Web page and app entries
-=-=-=-=-

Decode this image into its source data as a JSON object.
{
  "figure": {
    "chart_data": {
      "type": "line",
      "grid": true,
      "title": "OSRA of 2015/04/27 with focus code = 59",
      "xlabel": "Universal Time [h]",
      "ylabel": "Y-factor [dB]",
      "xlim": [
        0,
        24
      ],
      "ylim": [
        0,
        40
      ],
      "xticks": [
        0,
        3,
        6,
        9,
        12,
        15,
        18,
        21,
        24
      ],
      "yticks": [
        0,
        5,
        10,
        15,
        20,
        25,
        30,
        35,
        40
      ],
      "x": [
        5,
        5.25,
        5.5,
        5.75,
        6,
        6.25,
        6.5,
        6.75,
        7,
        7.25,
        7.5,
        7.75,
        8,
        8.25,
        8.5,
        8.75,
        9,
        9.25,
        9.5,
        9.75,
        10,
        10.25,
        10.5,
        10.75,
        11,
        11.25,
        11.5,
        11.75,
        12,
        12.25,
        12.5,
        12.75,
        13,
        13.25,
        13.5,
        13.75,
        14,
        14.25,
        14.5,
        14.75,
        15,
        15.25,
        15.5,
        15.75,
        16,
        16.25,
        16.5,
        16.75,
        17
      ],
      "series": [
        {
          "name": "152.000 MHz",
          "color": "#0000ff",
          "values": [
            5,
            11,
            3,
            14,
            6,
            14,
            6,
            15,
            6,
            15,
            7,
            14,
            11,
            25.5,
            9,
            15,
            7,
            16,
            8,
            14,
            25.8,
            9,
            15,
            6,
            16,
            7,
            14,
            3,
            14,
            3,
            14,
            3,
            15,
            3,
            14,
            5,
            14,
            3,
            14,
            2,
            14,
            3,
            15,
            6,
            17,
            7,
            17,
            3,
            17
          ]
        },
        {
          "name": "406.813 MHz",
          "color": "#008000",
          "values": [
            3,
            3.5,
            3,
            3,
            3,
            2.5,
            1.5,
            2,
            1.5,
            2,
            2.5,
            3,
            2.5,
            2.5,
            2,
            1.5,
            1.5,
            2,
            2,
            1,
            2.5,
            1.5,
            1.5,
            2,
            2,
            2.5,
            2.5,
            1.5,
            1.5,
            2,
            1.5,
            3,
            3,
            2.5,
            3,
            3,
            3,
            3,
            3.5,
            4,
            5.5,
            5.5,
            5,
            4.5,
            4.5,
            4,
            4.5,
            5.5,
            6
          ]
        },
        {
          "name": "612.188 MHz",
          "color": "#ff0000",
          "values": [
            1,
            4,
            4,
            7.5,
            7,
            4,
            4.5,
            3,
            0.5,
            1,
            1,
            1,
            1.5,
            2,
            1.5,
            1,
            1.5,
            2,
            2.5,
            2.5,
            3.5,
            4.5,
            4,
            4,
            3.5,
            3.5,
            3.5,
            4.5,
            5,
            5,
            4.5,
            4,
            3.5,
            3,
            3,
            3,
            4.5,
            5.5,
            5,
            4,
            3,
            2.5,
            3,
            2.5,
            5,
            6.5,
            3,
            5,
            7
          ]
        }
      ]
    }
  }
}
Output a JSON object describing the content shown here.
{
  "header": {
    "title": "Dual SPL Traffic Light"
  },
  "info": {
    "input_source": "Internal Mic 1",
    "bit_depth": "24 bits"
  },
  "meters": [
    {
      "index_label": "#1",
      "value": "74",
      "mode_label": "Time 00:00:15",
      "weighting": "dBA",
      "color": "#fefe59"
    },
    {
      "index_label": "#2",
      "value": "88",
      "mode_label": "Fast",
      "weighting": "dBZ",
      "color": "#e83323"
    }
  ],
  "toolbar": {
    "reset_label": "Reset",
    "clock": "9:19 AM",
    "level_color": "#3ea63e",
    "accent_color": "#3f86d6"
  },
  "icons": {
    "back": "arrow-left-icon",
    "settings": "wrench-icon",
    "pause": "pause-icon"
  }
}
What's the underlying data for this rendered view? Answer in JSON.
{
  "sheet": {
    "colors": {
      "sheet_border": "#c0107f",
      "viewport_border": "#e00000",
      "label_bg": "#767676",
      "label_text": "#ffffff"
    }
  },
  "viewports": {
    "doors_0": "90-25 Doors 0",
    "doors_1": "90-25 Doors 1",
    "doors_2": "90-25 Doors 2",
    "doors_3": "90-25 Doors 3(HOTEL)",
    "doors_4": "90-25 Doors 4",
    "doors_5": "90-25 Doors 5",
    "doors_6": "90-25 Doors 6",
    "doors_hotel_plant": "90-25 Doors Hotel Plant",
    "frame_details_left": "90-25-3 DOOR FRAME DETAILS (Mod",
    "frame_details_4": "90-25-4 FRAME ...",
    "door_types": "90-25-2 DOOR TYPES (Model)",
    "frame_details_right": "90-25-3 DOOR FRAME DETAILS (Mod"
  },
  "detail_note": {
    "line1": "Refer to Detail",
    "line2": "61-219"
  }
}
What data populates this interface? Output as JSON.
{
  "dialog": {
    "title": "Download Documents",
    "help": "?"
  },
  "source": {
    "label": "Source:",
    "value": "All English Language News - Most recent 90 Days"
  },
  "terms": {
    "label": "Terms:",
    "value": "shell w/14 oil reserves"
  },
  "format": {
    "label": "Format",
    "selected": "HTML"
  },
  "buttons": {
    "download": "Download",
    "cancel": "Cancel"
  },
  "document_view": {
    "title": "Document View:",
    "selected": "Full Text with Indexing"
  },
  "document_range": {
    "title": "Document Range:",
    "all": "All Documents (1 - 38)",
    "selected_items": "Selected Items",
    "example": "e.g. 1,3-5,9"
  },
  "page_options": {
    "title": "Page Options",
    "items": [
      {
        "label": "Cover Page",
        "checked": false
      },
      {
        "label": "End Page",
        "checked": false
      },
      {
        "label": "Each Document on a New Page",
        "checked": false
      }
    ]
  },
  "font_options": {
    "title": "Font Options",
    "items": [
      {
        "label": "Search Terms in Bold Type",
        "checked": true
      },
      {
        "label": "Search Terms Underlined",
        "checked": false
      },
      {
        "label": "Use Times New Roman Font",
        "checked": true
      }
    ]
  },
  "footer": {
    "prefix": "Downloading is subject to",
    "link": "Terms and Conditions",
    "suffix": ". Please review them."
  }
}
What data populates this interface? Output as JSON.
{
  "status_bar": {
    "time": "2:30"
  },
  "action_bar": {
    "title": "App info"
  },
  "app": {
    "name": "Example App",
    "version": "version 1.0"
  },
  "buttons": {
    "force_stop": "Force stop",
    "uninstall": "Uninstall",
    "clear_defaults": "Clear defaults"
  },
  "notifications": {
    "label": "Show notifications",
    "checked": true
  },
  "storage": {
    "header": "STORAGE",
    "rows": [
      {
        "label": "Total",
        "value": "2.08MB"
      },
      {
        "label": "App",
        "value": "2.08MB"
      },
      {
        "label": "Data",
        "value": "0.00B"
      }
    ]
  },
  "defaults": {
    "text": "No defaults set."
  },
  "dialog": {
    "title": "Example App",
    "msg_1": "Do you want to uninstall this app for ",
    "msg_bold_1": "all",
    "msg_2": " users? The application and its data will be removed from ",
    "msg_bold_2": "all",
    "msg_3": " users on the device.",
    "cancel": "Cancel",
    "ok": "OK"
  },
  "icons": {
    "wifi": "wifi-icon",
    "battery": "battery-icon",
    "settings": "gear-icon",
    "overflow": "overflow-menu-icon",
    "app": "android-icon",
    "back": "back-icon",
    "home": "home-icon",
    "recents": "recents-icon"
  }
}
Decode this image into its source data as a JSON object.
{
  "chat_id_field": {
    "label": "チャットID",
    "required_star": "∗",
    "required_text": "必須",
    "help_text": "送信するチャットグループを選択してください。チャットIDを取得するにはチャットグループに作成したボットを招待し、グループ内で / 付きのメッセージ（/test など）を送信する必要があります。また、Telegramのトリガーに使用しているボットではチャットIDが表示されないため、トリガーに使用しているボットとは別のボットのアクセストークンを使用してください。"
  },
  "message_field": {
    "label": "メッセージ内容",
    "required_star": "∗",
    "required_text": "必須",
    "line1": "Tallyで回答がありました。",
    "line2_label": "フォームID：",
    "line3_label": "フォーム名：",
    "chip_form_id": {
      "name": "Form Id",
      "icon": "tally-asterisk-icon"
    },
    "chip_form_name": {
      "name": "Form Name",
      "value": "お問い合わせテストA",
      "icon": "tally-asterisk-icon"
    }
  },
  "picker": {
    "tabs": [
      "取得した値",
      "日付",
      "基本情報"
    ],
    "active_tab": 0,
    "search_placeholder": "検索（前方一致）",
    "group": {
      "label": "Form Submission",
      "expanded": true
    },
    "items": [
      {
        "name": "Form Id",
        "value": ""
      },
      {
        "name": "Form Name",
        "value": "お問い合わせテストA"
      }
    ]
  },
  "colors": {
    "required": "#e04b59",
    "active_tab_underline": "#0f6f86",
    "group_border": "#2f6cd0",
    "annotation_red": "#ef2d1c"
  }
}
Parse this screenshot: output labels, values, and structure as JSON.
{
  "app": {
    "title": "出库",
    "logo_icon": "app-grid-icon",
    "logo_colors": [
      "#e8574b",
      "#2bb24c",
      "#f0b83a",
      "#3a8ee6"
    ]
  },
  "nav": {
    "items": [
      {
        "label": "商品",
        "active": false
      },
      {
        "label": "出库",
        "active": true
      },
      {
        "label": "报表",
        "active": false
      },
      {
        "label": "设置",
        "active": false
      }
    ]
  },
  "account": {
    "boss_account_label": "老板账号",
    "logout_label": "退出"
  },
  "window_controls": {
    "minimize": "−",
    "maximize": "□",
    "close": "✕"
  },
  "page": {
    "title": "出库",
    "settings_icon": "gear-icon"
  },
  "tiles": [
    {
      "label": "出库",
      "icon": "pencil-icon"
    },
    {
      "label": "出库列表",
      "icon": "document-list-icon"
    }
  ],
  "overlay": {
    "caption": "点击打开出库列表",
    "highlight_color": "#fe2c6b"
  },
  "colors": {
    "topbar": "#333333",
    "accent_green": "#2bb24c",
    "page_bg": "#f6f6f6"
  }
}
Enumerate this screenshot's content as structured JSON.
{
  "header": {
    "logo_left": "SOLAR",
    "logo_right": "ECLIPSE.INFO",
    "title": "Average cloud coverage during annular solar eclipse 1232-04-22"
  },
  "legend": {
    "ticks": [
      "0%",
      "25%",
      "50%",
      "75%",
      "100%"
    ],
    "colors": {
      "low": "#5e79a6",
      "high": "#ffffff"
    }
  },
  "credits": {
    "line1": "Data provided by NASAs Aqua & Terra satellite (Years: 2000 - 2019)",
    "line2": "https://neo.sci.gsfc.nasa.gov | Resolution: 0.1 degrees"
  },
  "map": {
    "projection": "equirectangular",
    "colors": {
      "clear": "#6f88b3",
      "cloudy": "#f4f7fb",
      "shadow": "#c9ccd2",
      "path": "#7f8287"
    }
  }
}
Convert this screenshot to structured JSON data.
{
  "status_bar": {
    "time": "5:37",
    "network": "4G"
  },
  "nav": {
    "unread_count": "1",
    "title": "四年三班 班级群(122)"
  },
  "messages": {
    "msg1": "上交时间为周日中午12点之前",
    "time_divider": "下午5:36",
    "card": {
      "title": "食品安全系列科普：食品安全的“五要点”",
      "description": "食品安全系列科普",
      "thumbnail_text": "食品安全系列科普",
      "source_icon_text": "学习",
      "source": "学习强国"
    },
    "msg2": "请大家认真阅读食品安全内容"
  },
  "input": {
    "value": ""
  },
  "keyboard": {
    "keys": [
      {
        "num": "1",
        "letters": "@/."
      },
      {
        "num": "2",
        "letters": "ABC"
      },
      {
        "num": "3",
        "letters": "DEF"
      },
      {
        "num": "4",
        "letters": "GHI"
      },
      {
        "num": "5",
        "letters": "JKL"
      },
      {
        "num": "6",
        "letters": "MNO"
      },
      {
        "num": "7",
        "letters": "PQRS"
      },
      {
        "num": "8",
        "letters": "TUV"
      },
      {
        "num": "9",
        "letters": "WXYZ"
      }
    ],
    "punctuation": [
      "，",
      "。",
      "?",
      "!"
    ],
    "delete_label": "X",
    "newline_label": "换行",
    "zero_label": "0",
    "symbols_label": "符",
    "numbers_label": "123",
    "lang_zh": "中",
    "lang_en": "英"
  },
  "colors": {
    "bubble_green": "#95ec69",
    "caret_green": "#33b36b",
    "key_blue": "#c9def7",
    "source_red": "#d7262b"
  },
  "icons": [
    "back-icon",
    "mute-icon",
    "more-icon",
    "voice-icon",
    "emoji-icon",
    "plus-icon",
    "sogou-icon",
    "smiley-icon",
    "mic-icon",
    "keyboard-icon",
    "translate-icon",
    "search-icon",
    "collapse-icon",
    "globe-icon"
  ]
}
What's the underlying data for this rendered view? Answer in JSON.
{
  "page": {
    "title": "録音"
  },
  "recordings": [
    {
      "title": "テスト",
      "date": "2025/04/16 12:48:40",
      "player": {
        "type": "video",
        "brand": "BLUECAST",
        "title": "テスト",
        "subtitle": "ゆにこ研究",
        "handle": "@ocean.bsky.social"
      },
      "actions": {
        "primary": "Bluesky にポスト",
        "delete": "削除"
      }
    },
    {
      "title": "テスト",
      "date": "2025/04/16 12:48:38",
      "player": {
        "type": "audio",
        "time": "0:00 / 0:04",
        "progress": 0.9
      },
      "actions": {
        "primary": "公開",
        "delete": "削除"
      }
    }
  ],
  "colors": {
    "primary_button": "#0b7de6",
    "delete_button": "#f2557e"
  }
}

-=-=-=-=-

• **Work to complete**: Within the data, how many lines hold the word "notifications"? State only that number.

• **Exercise response**: 2